## PROBLEM STATEMENT
The required result is one figure, the count of lines below with the string "JSON" in them.

## LISTED ENTRIES
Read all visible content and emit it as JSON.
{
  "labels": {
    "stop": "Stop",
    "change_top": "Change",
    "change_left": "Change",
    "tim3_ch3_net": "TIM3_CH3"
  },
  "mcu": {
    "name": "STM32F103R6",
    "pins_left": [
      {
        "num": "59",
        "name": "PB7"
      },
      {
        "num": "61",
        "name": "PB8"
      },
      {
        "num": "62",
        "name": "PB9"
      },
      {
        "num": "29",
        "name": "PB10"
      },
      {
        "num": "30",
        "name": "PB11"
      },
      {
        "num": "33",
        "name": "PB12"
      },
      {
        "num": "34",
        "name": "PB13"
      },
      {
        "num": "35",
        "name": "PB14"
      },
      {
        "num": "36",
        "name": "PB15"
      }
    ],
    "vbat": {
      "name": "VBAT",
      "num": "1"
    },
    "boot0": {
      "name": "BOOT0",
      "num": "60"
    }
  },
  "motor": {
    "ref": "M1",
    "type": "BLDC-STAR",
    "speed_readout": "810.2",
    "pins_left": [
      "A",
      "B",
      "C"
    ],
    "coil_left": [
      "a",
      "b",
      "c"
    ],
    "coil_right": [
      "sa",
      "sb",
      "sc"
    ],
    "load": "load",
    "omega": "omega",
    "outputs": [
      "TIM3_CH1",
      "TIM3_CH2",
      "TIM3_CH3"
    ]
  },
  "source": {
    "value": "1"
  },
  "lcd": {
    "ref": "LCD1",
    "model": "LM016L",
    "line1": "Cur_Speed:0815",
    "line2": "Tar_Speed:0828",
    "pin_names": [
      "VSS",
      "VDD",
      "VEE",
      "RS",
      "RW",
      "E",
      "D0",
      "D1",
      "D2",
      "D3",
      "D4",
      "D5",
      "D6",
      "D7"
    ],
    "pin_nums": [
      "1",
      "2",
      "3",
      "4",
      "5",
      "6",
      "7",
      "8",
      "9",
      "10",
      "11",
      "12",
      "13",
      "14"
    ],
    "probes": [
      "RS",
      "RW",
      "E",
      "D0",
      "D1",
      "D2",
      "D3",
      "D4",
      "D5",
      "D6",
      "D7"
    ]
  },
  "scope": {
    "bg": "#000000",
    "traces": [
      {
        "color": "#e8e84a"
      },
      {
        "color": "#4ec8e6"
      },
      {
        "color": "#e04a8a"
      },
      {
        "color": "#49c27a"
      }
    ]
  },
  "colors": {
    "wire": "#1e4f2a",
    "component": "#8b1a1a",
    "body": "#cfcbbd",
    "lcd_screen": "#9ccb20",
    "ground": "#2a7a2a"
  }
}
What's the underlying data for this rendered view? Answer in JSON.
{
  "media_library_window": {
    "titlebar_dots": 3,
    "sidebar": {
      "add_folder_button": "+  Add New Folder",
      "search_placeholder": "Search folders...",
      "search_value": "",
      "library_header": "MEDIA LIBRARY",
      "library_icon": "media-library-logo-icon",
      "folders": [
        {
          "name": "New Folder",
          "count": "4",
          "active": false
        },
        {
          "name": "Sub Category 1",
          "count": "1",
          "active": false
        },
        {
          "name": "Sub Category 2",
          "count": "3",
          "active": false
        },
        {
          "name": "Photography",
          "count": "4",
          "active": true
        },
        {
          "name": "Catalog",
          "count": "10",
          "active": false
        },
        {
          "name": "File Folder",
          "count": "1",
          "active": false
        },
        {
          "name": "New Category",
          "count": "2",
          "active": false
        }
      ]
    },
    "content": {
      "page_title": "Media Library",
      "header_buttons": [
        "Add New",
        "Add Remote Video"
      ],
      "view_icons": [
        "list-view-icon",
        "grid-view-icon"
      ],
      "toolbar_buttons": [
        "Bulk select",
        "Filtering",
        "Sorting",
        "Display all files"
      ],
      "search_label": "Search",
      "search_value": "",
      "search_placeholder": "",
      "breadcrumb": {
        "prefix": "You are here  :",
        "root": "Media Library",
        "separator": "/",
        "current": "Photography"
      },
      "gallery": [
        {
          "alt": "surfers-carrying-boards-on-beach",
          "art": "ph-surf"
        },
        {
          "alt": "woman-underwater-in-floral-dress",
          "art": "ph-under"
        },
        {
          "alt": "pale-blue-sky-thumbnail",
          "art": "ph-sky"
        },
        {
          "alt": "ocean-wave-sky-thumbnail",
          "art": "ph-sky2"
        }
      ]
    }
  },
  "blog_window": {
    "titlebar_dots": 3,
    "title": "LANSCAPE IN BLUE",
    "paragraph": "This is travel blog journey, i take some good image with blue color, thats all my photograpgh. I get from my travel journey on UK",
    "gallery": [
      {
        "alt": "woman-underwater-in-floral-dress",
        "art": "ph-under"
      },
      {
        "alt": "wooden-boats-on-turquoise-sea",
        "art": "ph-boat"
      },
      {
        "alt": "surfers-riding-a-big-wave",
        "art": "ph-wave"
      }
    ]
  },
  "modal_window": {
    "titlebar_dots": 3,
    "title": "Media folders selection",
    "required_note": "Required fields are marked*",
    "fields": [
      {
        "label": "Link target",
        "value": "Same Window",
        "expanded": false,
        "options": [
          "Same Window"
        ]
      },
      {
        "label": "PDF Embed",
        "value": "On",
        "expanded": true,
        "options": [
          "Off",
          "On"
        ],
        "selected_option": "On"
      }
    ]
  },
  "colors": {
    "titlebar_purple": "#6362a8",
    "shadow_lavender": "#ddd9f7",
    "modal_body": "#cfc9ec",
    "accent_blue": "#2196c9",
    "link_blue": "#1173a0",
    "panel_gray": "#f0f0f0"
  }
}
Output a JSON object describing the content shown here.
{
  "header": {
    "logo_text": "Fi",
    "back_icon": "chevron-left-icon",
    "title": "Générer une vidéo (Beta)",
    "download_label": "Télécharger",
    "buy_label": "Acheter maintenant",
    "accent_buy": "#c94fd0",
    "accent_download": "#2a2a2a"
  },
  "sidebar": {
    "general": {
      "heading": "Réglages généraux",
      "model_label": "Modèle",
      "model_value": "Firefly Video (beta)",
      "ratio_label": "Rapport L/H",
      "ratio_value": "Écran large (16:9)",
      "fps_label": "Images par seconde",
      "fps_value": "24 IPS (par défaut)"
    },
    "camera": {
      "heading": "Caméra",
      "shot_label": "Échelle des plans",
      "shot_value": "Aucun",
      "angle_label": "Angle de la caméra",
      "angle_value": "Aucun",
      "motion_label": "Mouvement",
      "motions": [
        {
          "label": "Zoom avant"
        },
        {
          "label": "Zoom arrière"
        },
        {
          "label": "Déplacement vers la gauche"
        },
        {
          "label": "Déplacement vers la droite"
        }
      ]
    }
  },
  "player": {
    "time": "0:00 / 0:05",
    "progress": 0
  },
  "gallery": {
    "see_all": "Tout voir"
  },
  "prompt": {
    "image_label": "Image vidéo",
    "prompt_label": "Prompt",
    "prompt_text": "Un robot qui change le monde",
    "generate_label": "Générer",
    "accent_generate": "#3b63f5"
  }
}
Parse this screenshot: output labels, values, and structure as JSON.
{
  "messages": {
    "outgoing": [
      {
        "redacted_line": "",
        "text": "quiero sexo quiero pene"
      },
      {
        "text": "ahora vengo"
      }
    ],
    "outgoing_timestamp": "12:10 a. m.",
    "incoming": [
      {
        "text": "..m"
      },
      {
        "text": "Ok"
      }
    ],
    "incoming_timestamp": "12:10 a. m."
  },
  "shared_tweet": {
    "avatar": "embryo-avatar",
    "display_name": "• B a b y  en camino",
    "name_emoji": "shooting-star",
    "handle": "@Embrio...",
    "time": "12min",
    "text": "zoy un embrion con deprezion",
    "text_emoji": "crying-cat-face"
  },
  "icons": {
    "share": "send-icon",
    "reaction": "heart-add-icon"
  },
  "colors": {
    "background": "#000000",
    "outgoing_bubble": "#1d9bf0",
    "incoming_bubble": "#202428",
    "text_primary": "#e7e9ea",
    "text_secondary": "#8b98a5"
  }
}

## WRITTEN ANSWER
4